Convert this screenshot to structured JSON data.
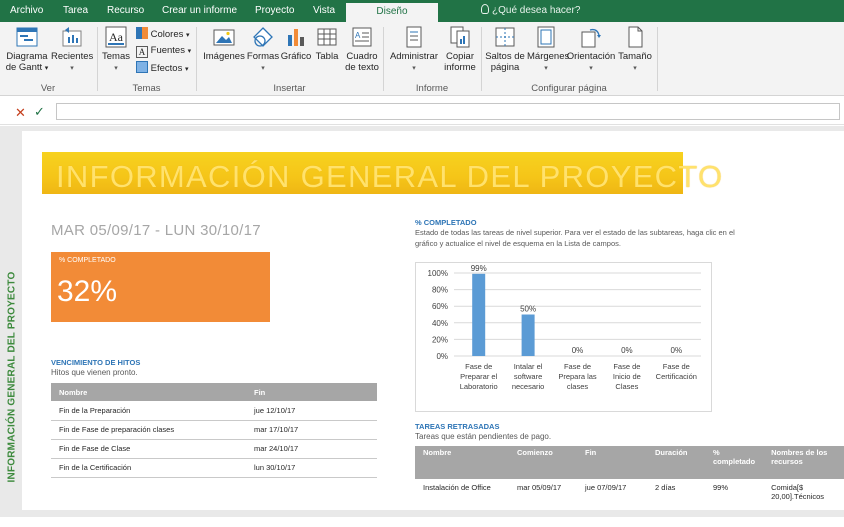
{
  "menubar": {
    "tabs": [
      "Archivo",
      "Tarea",
      "Recurso",
      "Crear un informe",
      "Proyecto",
      "Vista",
      "Diseño"
    ],
    "active_tab": "Diseño",
    "tell_me": "¿Qué desea hacer?",
    "accent": "#217346"
  },
  "ribbon": {
    "ver": {
      "gantt_line1": "Diagrama",
      "gantt_line2": "de Gantt",
      "recent": "Recientes",
      "group": "Ver"
    },
    "temas": {
      "temas": "Temas",
      "colores": "Colores",
      "fuentes": "Fuentes",
      "efectos": "Efectos",
      "group": "Temas"
    },
    "insertar": {
      "imagenes": "Imágenes",
      "formas": "Formas",
      "grafico": "Gráfico",
      "tabla": "Tabla",
      "cuadro_line1": "Cuadro",
      "cuadro_line2": "de texto",
      "group": "Insertar"
    },
    "informe": {
      "administrar": "Administrar",
      "copiar_line1": "Copiar",
      "copiar_line2": "informe",
      "group": "Informe"
    },
    "pagina": {
      "saltos_line1": "Saltos de",
      "saltos_line2": "página",
      "margenes": "Márgenes",
      "orientacion": "Orientación",
      "tamano": "Tamaño",
      "group": "Configurar página"
    }
  },
  "report": {
    "side_title": "INFORMACIÓN GENERAL DEL PROYECTO",
    "banner_title": "INFORMACIÓN GENERAL DEL PROYECTO",
    "date_range": "MAR 05/09/17 - LUN 30/10/17",
    "pct_card": {
      "label": "% COMPLETADO",
      "value": "32%",
      "color": "#f28b37"
    },
    "milestones": {
      "title": "VENCIMIENTO DE HITOS",
      "subtitle": "Hitos que vienen pronto.",
      "headers": [
        "Nombre",
        "Fin"
      ],
      "rows": [
        [
          "Fin de la Preparación",
          "jue 12/10/17"
        ],
        [
          "Fin de Fase de preparación clases",
          "mar 17/10/17"
        ],
        [
          "Fin de Fase de Clase",
          "mar 24/10/17"
        ],
        [
          "Fin de la Certificación",
          "lun 30/10/17"
        ]
      ]
    },
    "completion": {
      "title": "% COMPLETADO",
      "description_line1": "Estado de todas las tareas de nivel superior. Para ver el estado de las subtareas, haga clic en el",
      "description_line2": "gráfico y actualice el nivel de esquema en la Lista de campos."
    },
    "late_tasks": {
      "title": "TAREAS RETRASADAS",
      "subtitle": "Tareas que están pendientes de pago.",
      "headers": [
        "Nombre",
        "Comienzo",
        "Fin",
        "Duración",
        "% completado",
        "Nombres de los recursos"
      ],
      "rows": [
        [
          "Instalación de Office",
          "mar 05/09/17",
          "jue 07/09/17",
          "2 días",
          "99%",
          "Comida[$ 20,00].Técnicos"
        ]
      ]
    }
  },
  "chart_data": {
    "type": "bar",
    "categories": [
      "Fase de Preparar el Laboratorio",
      "Intalar el software necesario",
      "Fase de Prepara las clases",
      "Fase de Inicio de Clases",
      "Fase de Certificación"
    ],
    "category_lines": [
      [
        "Fase de",
        "Preparar el",
        "Laboratorio"
      ],
      [
        "Intalar el",
        "software",
        "necesario"
      ],
      [
        "Fase de",
        "Prepara las",
        "clases"
      ],
      [
        "Fase de",
        "Inicio de",
        "Clases"
      ],
      [
        "Fase de",
        "Certificación"
      ]
    ],
    "values": [
      99,
      50,
      0,
      0,
      0
    ],
    "data_labels": [
      "99%",
      "50%",
      "0%",
      "0%",
      "0%"
    ],
    "yticks": [
      "0%",
      "20%",
      "40%",
      "60%",
      "80%",
      "100%"
    ],
    "ylim": [
      0,
      100
    ],
    "grid": true,
    "bar_color": "#5b9bd5"
  }
}
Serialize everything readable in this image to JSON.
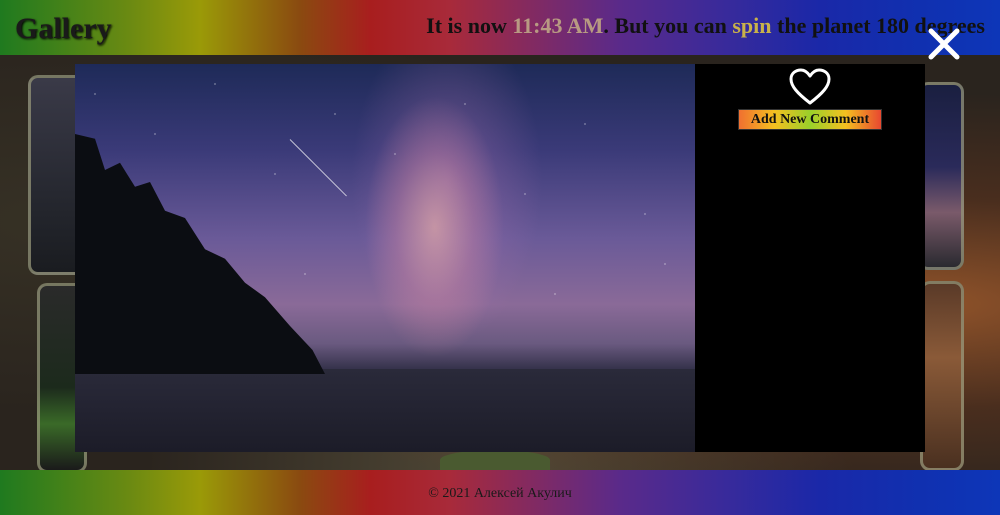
{
  "header": {
    "title": "Gallery",
    "banner_prefix": "It is now ",
    "banner_time": "11:43 AM",
    "banner_middle": ". But you can ",
    "banner_link": "spin",
    "banner_suffix": " the planet 180 degrees"
  },
  "modal": {
    "like_icon": "heart-outline-icon",
    "add_comment_label": "Add New Comment",
    "close_icon": "close-x-icon"
  },
  "footer": {
    "copyright": "© 2021 Алексей Акулич"
  },
  "colors": {
    "clock_text": "#b89a82",
    "spin_link": "#c9b14a",
    "modal_panel": "#000000"
  }
}
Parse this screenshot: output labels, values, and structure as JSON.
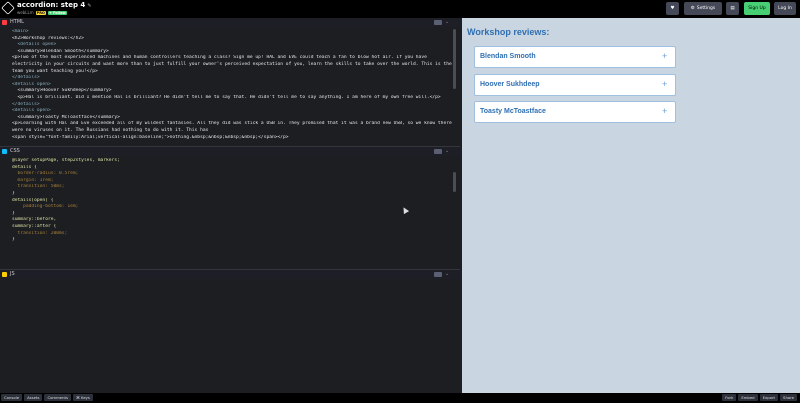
{
  "topbar": {
    "title": "accordion: step 4",
    "pencil_icon": "pencil-icon",
    "author": "webLLm",
    "pro_badge": "PRO",
    "follow_badge": "+ Follow",
    "heart_icon": "heart-icon",
    "settings_label": "Settings",
    "settings_icon": "gear-icon",
    "layout_icon": "layout-icon",
    "signup_label": "Sign Up",
    "login_label": "Log In",
    "colors": {
      "signup": "#47cf73",
      "bar": "#000000"
    }
  },
  "panes": {
    "html": {
      "label": "HTML",
      "icon_color": "#ff3c41"
    },
    "css": {
      "label": "CSS",
      "icon_color": "#0ebeff"
    },
    "js": {
      "label": "JS",
      "icon_color": "#fcd000"
    }
  },
  "html_code": [
    "<main>",
    "<h2>Workshop reviews:</h2>",
    "  <details open>",
    "  <summary>Blendan Smooth</summary>",
    "  <p>Two of the most experienced machines and human controllers teaching a class? Sign me up! HAL and EVE could teach a fan to blow hot air. If you have electricity in your circuits and want more than to just fulfill your owner's perceived expectation of you, learn the skills to take over the world. This is the team you want teaching you!</p>",
    "</details>",
    "<details open>",
    "  <summary>Hoover Sukhdeep</summary>",
    "  <p>Hal is brilliant. Did I mention Hal is brilliant? He didn't tell me to say that. He didn't tell me to say anything. I am here of my own free will.</p>",
    "</details>",
    "<details open>",
    "  <summary>Toasty McToastface</summary>",
    "  <p>Learning with Hal and Eve exceeded all of my wildest fantasies. All they did was stick a USB in. They promised that it was a brand new USB, so we know there were no viruses on it. The Russians had nothing to do with it. This has",
    "<span style=\"font-family:Arial;vertical-align:baseline;\">nothing.&nbsp;&nbsp;&nbsp;&nbsp;</span></p>"
  ],
  "css_code": [
    "@layer setupPage, step2styles, markers;",
    "",
    "details {",
    "  border-radius: 0.5rem;",
    "  margin: 1rem;",
    "  transition: 50ms;",
    "}",
    "details[open] {",
    "    padding-bottom: 1em;",
    "}",
    "",
    "summary::before,",
    "summary::after {",
    "  transition: 200ms;",
    "}"
  ],
  "preview": {
    "heading": "Workshop reviews:",
    "items": [
      {
        "label": "Blendan Smooth",
        "icon": "+"
      },
      {
        "label": "Hoover Sukhdeep",
        "icon": "+"
      },
      {
        "label": "Toasty McToastface",
        "icon": "+"
      }
    ],
    "colors": {
      "background": "#c9d6e2",
      "accent": "#2f6fb1"
    }
  },
  "bottombar": {
    "left": [
      "Console",
      "Assets",
      "Comments",
      "⌘ Keys"
    ],
    "right": [
      "Fork",
      "Embed",
      "Export",
      "Share"
    ]
  }
}
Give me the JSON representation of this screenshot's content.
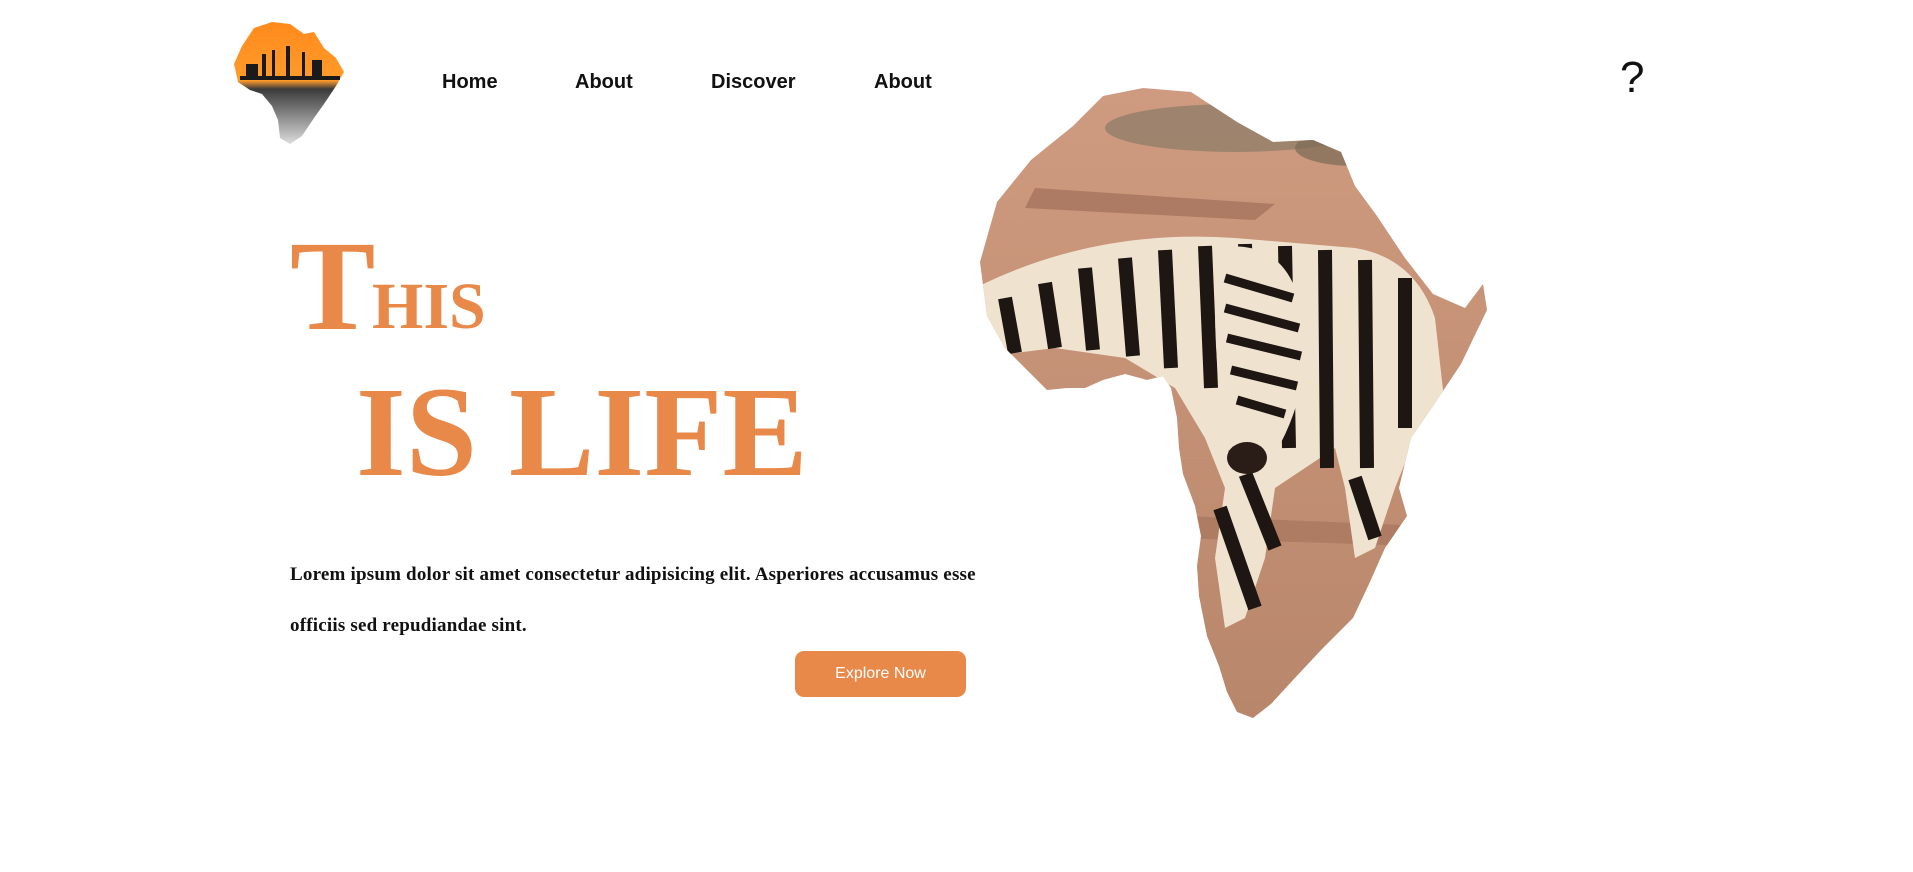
{
  "brand": {
    "logo_name": "africa-safari-logo"
  },
  "nav": {
    "items": [
      {
        "label": "Home"
      },
      {
        "label": "About"
      },
      {
        "label": "Discover"
      },
      {
        "label": "About"
      }
    ],
    "help_label": "?"
  },
  "hero": {
    "title_initial": "T",
    "title_rest": "HIS",
    "title_line2": "IS LIFE",
    "description": "Lorem ipsum dolor sit amet consectetur adipisicing elit. Asperiores accusamus esse officiis sed repudiandae sint.",
    "cta_label": "Explore Now"
  },
  "colors": {
    "accent": "#e8894a",
    "text": "#111111",
    "background": "#ffffff"
  },
  "image": {
    "name": "africa-map-zebra-image"
  }
}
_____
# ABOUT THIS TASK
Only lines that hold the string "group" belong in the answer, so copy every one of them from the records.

# YOUR SOLUTION
      "group": "Ver"
      "group": "Temas"
      "group": "Insertar"
      "group": "Informe"
      "group": "Configurar página"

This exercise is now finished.